■ **Task prompt**:
Read the data below line by line and copy each one with "обязательно" in it.

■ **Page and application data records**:
————————

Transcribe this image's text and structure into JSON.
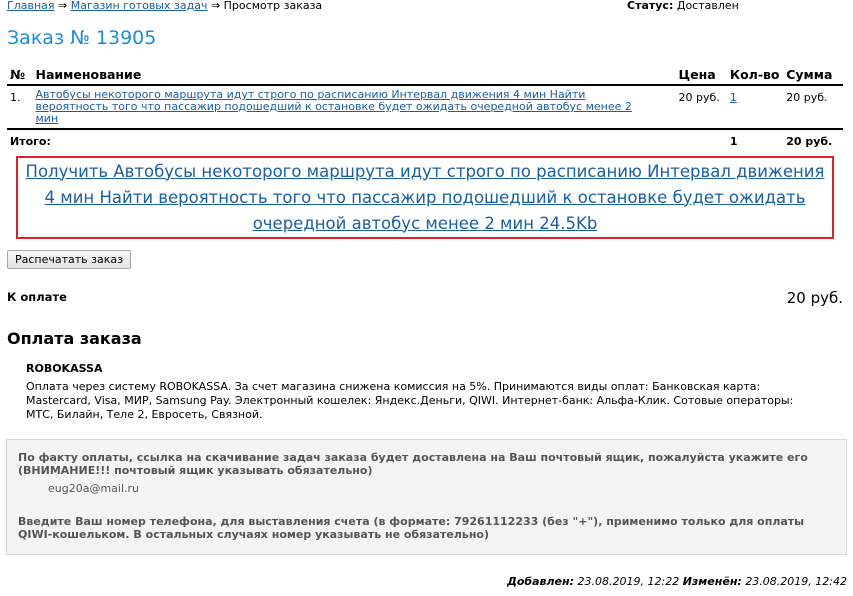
{
  "breadcrumb": {
    "home": "Главная",
    "shop": "Магазин готовых задач",
    "separator": "⇒",
    "current": "Просмотр заказа"
  },
  "status": {
    "label": "Статус:",
    "value": "Доставлен"
  },
  "order": {
    "title": "Заказ № 13905"
  },
  "items_table": {
    "headers": {
      "num": "№",
      "name": "Наименование",
      "price": "Цена",
      "qty": "Кол-во",
      "sum": "Сумма"
    },
    "rows": [
      {
        "num": "1.",
        "name": "Автобусы некоторого маршрута идут строго по расписанию Интервал движения 4 мин Найти вероятность того что пассажир подошедший к остановке будет ожидать очередной автобус менее 2 мин",
        "price": "20 руб.",
        "qty": "1",
        "sum": "20 руб."
      }
    ],
    "total": {
      "label": "Итого:",
      "qty": "1",
      "sum": "20 руб."
    }
  },
  "download": {
    "link_text": "Получить Автобусы некоторого маршрута идут строго по расписанию Интервал движения 4 мин Найти вероятность того что пассажир подошедший к остановке будет ожидать очередной автобус менее 2 мин 24.5Kb"
  },
  "print_button": "Распечатать заказ",
  "to_pay": {
    "label": "К оплате",
    "amount": "20 руб."
  },
  "payment": {
    "title": "Оплата заказа",
    "method_name": "ROBOKASSA",
    "method_desc": "Оплата через систему ROBOKASSA. За счет магазина снижена комиссия на 5%. Принимаются виды оплат: Банковская карта: Mastercard, Visa, МИР, Samsung Pay. Электронный кошелек: Яндекс.Деньги, QIWI. Интернет-банк: Альфа-Клик. Сотовые операторы: МТС, Билайн, Теле 2, Евросеть, Связной."
  },
  "delivery": {
    "email_note": "По факту оплаты, ссылка на скачивание задач заказа будет доставлена на Ваш почтовый ящик, пожалуйста укажите его (ВНИМАНИЕ!!! почтовый ящик указывать обязательно)",
    "email_value": "eug20a@mail.ru",
    "phone_note": "Введите Ваш номер телефона, для выставления счета (в формате: 79261112233 (без \"+\"), применимо только для оплаты QIWI-кошельком. В остальных случаях номер указывать не обязательно)"
  },
  "footer": {
    "added_label": "Добавлен:",
    "added_value": "23.08.2019, 12:22",
    "modified_label": "Изменён:",
    "modified_value": "23.08.2019, 12:42"
  },
  "colors": {
    "link": "#1a5fa0",
    "title": "#1a8fd6",
    "highlight_border": "#e0202a",
    "box_bg": "#f4f4f4"
  }
}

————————

■ **Answer below**:
    "email_note": "По факту оплаты, ссылка на скачивание задач заказа будет доставлена на Ваш почтовый ящик, пожалуйста укажите его (ВНИМАНИЕ!!! почтовый ящик указывать обязательно)",
    "phone_note": "Введите Ваш номер телефона, для выставления счета (в формате: 79261112233 (без \"+\"), применимо только для оплаты QIWI-кошельком. В остальных случаях номер указывать не обязательно)"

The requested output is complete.